Tell how many lines of the data below have the string "Enter" in them. Say nothing more.
(Entries supplied)
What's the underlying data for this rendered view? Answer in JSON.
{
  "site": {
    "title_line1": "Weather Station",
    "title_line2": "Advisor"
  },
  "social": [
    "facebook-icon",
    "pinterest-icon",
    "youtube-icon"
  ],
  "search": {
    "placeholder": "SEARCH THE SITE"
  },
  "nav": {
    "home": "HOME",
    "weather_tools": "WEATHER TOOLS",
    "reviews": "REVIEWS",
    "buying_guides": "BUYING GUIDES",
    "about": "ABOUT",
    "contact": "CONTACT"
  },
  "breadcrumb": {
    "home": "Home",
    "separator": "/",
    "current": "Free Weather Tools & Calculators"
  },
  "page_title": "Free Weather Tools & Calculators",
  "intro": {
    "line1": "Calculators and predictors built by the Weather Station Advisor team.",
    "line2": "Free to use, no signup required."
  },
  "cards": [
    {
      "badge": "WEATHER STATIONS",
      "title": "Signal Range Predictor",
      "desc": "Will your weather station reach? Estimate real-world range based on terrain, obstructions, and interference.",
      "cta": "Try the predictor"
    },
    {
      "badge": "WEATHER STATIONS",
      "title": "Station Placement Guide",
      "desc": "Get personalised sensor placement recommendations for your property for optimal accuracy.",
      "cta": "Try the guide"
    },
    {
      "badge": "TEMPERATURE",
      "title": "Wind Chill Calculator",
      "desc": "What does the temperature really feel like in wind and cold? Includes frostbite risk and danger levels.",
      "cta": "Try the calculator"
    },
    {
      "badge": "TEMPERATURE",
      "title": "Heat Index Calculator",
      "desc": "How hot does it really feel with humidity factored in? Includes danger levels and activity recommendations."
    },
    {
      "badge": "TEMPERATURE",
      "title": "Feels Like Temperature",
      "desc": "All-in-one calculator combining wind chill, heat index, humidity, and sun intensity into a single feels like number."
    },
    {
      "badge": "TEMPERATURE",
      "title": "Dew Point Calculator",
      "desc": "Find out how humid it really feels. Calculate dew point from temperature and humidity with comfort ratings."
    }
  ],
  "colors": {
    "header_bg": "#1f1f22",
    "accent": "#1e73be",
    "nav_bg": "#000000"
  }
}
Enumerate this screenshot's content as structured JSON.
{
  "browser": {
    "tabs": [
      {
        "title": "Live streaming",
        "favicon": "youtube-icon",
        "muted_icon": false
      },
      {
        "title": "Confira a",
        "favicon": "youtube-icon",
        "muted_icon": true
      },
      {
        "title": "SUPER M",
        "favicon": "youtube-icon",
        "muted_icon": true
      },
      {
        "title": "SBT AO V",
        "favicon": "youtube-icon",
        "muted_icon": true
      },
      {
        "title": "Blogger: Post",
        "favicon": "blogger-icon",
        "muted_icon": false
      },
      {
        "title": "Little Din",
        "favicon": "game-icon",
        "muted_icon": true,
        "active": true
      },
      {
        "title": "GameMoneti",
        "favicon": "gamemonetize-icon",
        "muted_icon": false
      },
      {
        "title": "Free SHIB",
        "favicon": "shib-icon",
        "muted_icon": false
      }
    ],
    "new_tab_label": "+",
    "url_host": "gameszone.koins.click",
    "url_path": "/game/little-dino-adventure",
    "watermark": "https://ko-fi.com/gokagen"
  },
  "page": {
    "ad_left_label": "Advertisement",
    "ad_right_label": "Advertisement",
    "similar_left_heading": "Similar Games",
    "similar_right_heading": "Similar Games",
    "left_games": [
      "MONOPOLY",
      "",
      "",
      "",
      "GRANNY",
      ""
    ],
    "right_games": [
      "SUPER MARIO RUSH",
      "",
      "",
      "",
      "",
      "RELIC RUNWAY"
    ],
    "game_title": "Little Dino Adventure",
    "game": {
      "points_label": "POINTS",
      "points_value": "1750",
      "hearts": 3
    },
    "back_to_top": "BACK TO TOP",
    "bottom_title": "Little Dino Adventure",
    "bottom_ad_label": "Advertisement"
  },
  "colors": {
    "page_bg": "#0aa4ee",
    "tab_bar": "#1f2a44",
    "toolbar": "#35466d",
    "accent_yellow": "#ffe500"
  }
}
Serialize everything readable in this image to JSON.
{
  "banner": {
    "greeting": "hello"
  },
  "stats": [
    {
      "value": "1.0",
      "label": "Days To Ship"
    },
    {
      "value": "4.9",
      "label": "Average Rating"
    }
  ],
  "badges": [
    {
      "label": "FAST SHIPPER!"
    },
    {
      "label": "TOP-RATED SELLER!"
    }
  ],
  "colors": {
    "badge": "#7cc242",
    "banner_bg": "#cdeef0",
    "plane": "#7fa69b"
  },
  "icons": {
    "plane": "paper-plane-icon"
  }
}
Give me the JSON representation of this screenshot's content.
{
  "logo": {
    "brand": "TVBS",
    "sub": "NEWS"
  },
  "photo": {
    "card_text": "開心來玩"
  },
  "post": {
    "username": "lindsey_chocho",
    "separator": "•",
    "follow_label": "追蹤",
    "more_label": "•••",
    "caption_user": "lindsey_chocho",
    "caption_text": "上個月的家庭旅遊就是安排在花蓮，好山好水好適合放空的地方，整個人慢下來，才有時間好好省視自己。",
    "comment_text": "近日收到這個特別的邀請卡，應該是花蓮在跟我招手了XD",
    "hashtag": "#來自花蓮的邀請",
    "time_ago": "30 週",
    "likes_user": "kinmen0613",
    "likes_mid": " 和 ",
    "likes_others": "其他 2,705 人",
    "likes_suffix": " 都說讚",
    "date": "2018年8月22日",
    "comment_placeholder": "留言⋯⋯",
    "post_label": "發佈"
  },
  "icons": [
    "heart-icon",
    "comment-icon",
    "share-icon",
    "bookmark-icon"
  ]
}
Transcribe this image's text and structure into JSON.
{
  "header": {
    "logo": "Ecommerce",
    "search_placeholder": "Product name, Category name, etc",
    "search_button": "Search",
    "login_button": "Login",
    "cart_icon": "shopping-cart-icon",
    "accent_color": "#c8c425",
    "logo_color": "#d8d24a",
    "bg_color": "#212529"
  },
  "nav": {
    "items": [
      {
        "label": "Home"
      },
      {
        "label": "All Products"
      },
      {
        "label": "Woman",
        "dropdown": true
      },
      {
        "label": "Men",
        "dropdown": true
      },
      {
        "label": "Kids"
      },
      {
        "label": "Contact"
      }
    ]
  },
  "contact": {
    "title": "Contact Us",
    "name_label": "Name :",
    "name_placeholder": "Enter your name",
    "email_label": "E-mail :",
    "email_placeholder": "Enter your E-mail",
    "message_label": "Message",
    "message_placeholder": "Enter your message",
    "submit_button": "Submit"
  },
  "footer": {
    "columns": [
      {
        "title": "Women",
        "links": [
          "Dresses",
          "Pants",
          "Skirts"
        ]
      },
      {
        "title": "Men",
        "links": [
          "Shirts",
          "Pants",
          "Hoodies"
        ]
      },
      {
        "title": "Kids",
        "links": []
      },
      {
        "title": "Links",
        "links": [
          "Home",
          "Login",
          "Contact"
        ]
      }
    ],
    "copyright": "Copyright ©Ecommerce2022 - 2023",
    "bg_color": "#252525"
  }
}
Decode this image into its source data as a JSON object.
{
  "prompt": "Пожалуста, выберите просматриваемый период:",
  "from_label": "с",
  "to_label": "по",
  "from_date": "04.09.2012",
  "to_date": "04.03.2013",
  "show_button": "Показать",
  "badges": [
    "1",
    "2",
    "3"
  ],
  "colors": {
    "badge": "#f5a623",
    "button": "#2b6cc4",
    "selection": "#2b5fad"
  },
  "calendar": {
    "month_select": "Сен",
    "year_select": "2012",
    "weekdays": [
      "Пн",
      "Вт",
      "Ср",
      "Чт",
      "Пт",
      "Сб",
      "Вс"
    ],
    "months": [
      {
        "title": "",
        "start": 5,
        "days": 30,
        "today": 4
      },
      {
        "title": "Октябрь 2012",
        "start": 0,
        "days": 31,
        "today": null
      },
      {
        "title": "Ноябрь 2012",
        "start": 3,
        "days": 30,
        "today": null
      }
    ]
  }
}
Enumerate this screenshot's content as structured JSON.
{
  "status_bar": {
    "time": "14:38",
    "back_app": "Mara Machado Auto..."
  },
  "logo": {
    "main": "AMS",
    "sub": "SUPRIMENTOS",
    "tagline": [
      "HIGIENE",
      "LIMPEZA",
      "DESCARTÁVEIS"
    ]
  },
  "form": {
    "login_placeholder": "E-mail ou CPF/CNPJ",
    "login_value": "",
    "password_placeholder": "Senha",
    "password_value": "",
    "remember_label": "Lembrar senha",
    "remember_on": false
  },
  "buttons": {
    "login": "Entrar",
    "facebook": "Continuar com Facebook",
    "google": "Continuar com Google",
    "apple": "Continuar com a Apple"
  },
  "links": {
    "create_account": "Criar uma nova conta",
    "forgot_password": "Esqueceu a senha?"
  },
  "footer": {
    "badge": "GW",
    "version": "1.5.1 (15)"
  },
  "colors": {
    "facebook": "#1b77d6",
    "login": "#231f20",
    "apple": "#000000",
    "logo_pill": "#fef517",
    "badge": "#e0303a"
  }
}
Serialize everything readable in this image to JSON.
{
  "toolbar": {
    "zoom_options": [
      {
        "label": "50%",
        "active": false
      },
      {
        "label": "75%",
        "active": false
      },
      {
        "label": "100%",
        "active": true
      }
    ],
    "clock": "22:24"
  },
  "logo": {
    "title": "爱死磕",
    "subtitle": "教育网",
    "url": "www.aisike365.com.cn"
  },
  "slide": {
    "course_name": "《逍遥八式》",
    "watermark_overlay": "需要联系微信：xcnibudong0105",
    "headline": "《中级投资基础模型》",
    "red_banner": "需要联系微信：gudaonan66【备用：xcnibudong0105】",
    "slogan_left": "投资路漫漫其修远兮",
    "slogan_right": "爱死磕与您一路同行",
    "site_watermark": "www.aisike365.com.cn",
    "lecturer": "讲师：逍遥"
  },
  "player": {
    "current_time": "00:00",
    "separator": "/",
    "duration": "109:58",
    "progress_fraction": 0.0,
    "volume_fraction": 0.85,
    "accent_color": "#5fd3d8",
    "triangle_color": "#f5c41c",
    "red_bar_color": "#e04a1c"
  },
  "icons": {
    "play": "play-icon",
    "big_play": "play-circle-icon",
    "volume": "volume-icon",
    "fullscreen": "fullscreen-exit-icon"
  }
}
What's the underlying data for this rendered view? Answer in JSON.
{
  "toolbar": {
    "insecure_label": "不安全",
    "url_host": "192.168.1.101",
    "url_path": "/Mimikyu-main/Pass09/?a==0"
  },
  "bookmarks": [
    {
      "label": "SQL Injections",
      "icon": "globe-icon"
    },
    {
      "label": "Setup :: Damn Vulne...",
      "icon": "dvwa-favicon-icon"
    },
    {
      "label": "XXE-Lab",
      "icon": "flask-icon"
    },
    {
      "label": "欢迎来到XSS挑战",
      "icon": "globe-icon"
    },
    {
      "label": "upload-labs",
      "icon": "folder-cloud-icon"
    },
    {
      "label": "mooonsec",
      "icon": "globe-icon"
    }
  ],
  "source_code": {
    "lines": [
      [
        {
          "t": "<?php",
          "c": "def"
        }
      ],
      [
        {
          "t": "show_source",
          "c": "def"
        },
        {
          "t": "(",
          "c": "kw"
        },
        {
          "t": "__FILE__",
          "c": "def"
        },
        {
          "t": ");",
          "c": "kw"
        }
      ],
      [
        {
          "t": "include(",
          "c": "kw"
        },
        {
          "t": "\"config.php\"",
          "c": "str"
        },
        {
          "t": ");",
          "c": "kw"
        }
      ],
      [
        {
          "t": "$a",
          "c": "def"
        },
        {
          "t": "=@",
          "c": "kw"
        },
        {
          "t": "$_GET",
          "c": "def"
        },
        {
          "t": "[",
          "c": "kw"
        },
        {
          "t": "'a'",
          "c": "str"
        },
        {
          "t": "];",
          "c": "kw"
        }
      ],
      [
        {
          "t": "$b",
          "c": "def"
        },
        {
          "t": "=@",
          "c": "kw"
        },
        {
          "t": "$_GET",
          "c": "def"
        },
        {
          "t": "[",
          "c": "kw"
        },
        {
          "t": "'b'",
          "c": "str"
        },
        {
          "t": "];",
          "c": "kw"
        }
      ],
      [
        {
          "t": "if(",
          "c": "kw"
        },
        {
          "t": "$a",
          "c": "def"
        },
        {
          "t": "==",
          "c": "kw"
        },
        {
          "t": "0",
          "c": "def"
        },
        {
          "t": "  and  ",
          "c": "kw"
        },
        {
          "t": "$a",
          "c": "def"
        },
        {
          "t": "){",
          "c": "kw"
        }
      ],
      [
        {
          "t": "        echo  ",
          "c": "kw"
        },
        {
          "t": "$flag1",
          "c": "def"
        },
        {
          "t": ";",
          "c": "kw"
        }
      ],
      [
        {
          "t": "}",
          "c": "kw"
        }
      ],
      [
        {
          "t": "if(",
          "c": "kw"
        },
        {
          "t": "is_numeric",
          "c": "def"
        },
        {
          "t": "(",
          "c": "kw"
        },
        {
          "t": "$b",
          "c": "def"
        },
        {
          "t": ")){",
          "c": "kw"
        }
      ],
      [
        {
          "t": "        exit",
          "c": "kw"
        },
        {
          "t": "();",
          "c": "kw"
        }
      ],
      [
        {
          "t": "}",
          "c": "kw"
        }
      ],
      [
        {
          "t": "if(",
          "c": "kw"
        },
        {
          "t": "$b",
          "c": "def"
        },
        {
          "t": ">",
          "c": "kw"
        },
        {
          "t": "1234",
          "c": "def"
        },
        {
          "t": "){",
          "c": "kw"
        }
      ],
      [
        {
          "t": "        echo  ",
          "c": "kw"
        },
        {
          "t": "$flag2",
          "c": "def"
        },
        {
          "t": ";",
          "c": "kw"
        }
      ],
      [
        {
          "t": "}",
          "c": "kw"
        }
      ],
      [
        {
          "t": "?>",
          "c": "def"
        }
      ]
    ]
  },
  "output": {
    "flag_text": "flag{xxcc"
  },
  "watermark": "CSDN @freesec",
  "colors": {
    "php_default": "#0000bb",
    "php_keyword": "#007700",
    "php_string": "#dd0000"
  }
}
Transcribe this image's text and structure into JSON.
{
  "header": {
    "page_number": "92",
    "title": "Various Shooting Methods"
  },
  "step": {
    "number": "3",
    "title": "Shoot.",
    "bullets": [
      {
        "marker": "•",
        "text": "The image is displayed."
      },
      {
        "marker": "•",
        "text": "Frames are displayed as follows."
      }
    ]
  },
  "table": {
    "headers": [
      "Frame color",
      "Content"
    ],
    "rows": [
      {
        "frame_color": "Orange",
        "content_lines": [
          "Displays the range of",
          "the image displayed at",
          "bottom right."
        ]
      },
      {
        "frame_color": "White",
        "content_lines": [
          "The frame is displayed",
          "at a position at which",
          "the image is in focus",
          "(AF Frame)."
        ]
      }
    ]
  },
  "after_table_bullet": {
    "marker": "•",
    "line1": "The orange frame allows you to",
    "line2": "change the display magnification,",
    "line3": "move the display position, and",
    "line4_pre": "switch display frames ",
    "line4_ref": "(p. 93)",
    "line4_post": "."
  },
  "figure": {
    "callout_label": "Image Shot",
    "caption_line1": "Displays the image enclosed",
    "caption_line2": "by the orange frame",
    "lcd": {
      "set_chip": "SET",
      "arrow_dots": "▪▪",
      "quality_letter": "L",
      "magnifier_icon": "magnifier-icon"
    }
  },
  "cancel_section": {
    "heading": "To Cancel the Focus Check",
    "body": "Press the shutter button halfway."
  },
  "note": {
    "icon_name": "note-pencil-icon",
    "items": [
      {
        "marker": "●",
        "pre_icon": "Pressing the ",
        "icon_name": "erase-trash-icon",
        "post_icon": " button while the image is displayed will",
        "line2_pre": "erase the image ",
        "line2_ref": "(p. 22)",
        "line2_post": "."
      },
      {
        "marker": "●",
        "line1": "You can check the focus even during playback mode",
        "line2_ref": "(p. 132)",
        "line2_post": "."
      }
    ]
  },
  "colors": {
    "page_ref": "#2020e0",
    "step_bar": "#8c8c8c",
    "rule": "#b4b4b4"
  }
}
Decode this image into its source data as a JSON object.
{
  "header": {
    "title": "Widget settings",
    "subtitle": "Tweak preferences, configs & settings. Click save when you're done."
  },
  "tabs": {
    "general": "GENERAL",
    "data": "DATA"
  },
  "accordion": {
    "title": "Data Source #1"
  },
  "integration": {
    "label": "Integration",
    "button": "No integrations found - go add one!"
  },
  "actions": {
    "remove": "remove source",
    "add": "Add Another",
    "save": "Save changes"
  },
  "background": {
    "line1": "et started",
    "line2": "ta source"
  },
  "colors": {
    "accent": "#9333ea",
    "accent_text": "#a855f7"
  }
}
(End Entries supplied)
**Response for this exercise**
3